Look over the entries and say how many lines include the word "пула". Only the number, please.

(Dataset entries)
BEGIN

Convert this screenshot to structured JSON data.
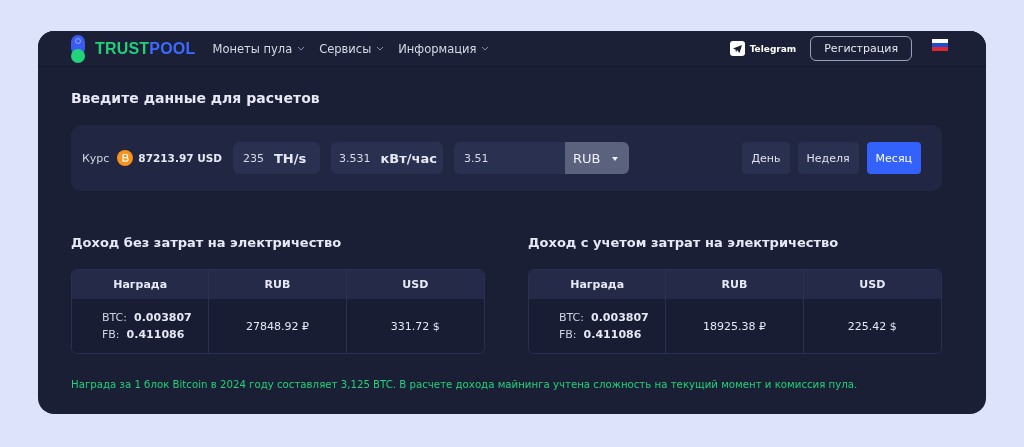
{
  "header": {
    "logo": {
      "part_a": "TRUST",
      "part_b": "POOL"
    },
    "nav": [
      {
        "label": "Монеты пула"
      },
      {
        "label": "Сервисы"
      },
      {
        "label": "Информация"
      }
    ],
    "telegram": "Telegram",
    "register": "Регистрация"
  },
  "title": "Введите данные для расчетов",
  "inputs": {
    "rate_label": "Курс",
    "rate": "87213.97 USD",
    "hashrate": "235",
    "hashrate_unit": "TH/s",
    "power": "3.531",
    "power_unit": "кВт/час",
    "price": "3.51",
    "currency": "RUB",
    "periods": [
      {
        "label": "День",
        "selected": false
      },
      {
        "label": "Неделя",
        "selected": false
      },
      {
        "label": "Месяц",
        "selected": true
      }
    ]
  },
  "results": [
    {
      "title": "Доход без затрат на электричество",
      "columns": [
        "Награда",
        "RUB",
        "USD"
      ],
      "btc_label": "BTC:",
      "btc": "0.003807",
      "fb_label": "FB:",
      "fb": "0.411086",
      "rub": "27848.92 ₽",
      "usd": "331.72 $"
    },
    {
      "title": "Доход с учетом затрат на электричество",
      "columns": [
        "Награда",
        "RUB",
        "USD"
      ],
      "btc_label": "BTC:",
      "btc": "0.003807",
      "fb_label": "FB:",
      "fb": "0.411086",
      "rub": "18925.38 ₽",
      "usd": "225.42 $"
    }
  ],
  "note": "Награда за 1 блок Bitcoin в 2024 году составляет 3,125 BTC. В расчете дохода майнинга учтена сложность на текущий момент и комиссия пула."
}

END

Answer for this exercise: 2